The God who died for us does not promise anything other than the greatest imaginable gift: himself. Through joy, sorrow, rain, and shine—and our usual state of just feelingless living—the Christian has God within him.
A lot of religions share the same ethics of Christianity. But Christianity is unique in insisting that it is God who sanctifies us, that our own efforts don’t make us holy or save us. We try to offer Jesus our works, hoping that will get us a pass to Heaven. But Jesus does not thirst for these things. He thirsts for us. He says to us what he said to St. Faustina when she was so sure that she had already surrendered her life to him; he says, “You’re holding something back: your misery.”6 Like a true lover, he desires even the worst of us. He thirsts for everything.
St. Thomas Aquinas knew what mattered. He wrote more about our faith than anyone before or since, with a precision and clarity that is unmatched. And after completing a text about the Eucharist, he was found praying. Under sworn testimony, a brother in his religious order stated that he stood at the door of the chapel while Thomas prayed and heard a voice come from the crucifix that Thomas knelt before, saying, “You have written well of me, Thomas. I will give you anything you ask for. What is it you want?”
Thomas answered, “Only yourself, Lord.”
Can you imagine the joy this brought our Lord, who himself came to heal us? Can you imagine the fervor with which he poured himself into Thomas’ heart at that moment? Finally, here was a human heart which recognized its emptiness and was willing to accept the only real gift God had for him: himself.

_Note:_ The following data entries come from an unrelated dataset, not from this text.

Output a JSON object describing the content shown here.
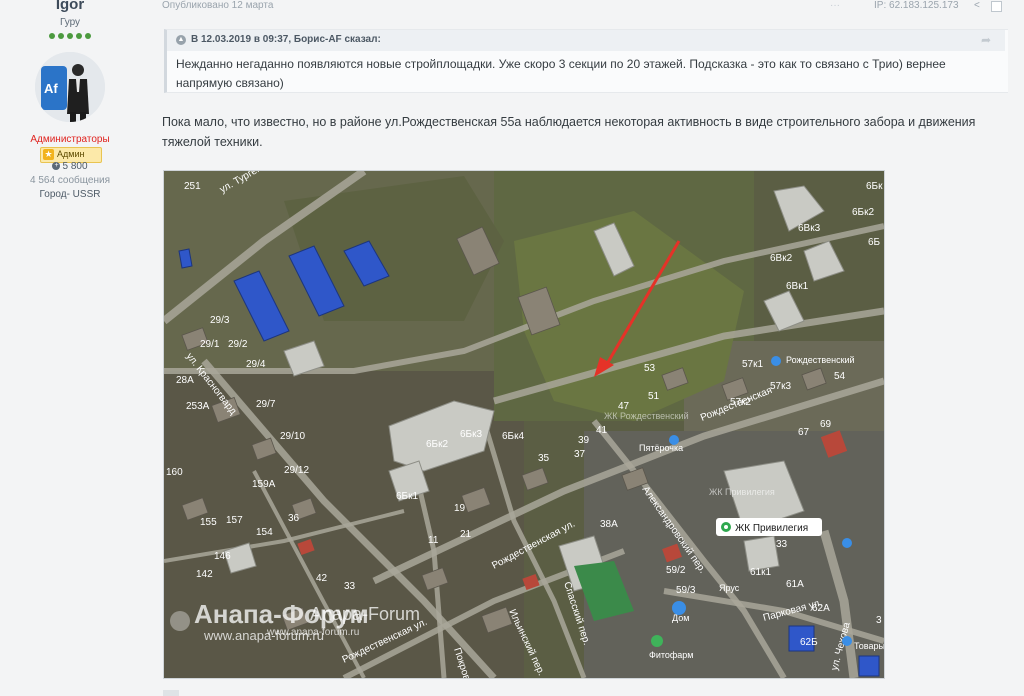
{
  "author": {
    "name": "Igor",
    "rank": "Гуру",
    "group": "Администраторы",
    "badge": "Админ",
    "reputation": "5 800",
    "posts": "4 564 сообщения",
    "city": "Город- USSR",
    "avatar_text": "Af"
  },
  "post": {
    "published": "Опубликовано 12 марта",
    "ip": "IP: 62.183.125.173",
    "quote": {
      "cite": "В 12.03.2019 в 09:37, Борис-AF сказал:",
      "text": "Нежданно негаданно появляются новые стройплощадки. Уже скоро 3 секции по 20 этажей. Подсказка - это как то связано с Трио) вернее напрямую связано)"
    },
    "text": "Пока мало, что известно, но в районе ул.Рождественская 55а наблюдается некоторая активность в виде строительного забора и движения тяжелой техники."
  },
  "map": {
    "streets": {
      "turgeneva": "ул. Тургене",
      "krasnogvard": "ул. Красногвард",
      "rozhd_right": "Рождественская",
      "rozhd_mid": "Рождественская ул.",
      "rozhd_bottom": "Рождественская ул.",
      "aleksandr": "Александровский пер.",
      "spassky": "Спасский пер.",
      "ilinsky": "Ильинский пер.",
      "parkovaya": "Парковая ул.",
      "chekhova": "ул. Чехова",
      "pokrov": "Покров"
    },
    "pois": {
      "zhk_rozhd": "Рождественский",
      "zhk_rozhd_ghost": "ЖК Рождественский",
      "zhk_priv": "ЖК Привилегия",
      "zhk_priv_ghost": "ЖК Привилегия",
      "pyaterochka": "Пятёрочка",
      "dom": "Дом",
      "fitofarm": "Фитофарм",
      "tovary": "Товары",
      "yarus": "Ярус"
    },
    "labels": [
      "251",
      "29/3",
      "29/1",
      "29/2",
      "29/4",
      "28А",
      "253А",
      "29/7",
      "29/10",
      "29/12",
      "160",
      "159А",
      "155",
      "157",
      "154",
      "146",
      "142",
      "36",
      "42",
      "33",
      "11",
      "19",
      "21",
      "35",
      "37",
      "39",
      "41",
      "47",
      "51",
      "53",
      "57к1",
      "57к3",
      "57к2",
      "54",
      "69",
      "67",
      "6Бк1",
      "6Бк2",
      "6Бк3",
      "6Бк4",
      "6Вк1",
      "6Вк2",
      "6Вк3",
      "6Бк2",
      "6Бк",
      "6Б",
      "38А",
      "59/2",
      "59/3",
      "61к1",
      "61А",
      "62А",
      "62Б",
      "33",
      "3"
    ],
    "watermark_main": "Анапа-Форум",
    "watermark_small": "Anapa-Forum",
    "watermark_url1": "www.anapa-forum.ru",
    "watermark_url2": "www.anapa-forum.ru"
  }
}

His very self is the only thing God offers us. When we accept the gift of his love day after day, slowly surrendering more and more of our lives to him, then Jesus shares his own intimacy with the Father with us, today and in eternity.
That is the healing Christ offers us.